Al-Manitor |: Iran’s next elections are to be held in 2020 and 2021, but it has already preoccupied Reformists’ minds about whether to participate or boycott the ballot box as they are facing an unprecedented threat of losing their political capital.
Moderate Hassan Rouhani won the 2013 and 2017 presidential elections after forming a coalition with Reformists. As Rouhani’s first term ended, he seemed committed to his supporters’ ideas and was fighting to fulfill a number of his electoral promises. However, he began his second term as if he had never made a vow to push for the country to open up politically and socially. This has been costly for Rouhani. And the Reformists are also paying a steep price after having used their power and reputation to pave the way for Rouhani’s victories in the past two presidential elections.
Now the Reformists are facing the danger of losing their political capital, a peril that has probably put them in their most difficult position ever.
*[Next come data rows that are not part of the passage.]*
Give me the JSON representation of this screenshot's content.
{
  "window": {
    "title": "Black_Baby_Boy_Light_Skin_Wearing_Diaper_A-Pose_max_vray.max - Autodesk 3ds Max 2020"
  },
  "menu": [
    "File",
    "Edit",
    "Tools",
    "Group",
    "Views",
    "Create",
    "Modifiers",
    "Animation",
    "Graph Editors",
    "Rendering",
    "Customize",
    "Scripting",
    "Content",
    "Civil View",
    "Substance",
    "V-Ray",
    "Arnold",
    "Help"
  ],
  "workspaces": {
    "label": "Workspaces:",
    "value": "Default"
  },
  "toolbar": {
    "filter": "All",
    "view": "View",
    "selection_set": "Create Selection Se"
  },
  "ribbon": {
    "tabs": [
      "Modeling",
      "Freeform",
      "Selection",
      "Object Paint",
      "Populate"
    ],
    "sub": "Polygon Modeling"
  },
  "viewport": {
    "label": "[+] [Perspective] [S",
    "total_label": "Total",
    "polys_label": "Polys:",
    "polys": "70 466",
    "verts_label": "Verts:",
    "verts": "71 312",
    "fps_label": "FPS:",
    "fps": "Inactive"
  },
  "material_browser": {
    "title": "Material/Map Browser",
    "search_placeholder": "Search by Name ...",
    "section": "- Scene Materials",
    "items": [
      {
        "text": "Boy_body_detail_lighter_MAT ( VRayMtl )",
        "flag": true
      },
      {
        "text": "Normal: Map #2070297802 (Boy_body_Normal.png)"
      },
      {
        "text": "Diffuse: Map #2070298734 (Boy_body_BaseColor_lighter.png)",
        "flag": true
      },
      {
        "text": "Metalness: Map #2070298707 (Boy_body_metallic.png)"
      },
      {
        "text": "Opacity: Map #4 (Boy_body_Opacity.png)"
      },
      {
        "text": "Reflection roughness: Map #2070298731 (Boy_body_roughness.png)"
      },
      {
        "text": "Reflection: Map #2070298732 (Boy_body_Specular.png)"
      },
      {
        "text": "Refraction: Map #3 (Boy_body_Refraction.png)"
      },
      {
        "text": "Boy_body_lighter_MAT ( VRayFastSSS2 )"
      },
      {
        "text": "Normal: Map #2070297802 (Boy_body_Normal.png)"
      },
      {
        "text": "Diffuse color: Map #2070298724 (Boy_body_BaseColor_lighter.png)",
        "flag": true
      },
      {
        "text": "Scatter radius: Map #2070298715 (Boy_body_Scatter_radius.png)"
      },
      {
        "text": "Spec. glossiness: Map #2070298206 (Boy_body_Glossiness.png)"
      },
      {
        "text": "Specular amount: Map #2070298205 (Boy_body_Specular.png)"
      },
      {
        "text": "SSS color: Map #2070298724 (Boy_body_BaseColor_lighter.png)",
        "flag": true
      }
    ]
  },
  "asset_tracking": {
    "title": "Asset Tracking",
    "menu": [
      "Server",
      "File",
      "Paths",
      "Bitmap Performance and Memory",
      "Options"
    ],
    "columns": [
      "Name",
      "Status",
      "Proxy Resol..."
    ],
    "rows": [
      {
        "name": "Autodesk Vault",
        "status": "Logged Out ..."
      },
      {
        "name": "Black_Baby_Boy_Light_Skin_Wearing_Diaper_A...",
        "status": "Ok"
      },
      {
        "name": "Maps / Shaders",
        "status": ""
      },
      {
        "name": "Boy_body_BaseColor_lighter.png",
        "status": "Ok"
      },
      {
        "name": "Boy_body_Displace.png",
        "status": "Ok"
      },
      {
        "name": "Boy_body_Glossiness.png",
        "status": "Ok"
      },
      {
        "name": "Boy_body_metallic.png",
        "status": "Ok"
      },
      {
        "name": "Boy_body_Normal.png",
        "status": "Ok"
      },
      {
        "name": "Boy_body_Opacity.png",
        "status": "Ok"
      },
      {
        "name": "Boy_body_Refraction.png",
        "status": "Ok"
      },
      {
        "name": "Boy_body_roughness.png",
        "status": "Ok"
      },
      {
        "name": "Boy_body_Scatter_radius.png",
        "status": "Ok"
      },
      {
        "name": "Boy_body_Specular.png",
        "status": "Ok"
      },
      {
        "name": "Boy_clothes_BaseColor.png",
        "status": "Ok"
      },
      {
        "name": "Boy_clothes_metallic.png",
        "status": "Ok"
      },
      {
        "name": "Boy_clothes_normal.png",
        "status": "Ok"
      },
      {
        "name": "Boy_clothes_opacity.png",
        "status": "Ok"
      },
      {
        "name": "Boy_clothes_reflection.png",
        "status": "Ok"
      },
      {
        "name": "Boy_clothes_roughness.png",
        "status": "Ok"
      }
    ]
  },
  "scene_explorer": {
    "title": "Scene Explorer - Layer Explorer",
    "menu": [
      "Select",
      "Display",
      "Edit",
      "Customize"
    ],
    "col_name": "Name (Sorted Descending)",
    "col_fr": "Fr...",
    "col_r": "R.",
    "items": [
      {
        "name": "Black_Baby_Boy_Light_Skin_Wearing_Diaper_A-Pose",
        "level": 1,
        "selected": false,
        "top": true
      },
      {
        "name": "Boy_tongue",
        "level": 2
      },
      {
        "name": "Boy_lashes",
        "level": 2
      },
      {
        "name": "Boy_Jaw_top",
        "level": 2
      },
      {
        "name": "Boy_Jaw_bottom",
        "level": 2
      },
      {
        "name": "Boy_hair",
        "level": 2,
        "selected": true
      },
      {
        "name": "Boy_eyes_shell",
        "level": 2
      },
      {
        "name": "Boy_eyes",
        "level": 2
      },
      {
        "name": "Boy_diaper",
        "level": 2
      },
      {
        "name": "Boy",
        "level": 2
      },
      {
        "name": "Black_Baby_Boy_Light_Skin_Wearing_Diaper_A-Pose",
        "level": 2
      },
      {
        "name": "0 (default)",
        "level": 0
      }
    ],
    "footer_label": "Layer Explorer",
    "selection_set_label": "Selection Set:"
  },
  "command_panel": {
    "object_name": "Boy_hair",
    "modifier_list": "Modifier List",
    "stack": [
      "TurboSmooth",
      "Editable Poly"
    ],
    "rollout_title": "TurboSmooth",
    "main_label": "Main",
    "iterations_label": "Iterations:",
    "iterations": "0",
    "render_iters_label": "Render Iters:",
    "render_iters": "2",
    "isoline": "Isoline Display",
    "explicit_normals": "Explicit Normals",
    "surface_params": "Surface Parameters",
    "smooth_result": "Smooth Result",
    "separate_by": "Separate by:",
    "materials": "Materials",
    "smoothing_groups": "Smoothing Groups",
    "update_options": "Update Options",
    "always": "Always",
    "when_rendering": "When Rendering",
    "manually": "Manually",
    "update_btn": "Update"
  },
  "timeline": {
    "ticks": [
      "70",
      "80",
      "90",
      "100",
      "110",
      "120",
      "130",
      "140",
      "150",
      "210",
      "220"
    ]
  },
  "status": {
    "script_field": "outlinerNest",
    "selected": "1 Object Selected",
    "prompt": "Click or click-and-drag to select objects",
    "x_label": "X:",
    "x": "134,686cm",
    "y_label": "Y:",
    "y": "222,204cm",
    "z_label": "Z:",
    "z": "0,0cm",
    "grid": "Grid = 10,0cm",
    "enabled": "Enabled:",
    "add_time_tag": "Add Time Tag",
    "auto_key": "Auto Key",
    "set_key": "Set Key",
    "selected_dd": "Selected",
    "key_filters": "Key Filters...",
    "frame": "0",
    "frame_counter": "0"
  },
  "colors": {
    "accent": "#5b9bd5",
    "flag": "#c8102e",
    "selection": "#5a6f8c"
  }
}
As a result, hard-liners are empowered and Reformists are witnessing their supporters, one by one, expressing disappointment over the Reformists’ choice.
Also playing a role in the public’s despair about the Reformists are the dynamics inside the Reformist camp, the behavior of weary Reformist members of parliament and the corruption of a number of Reformist figures.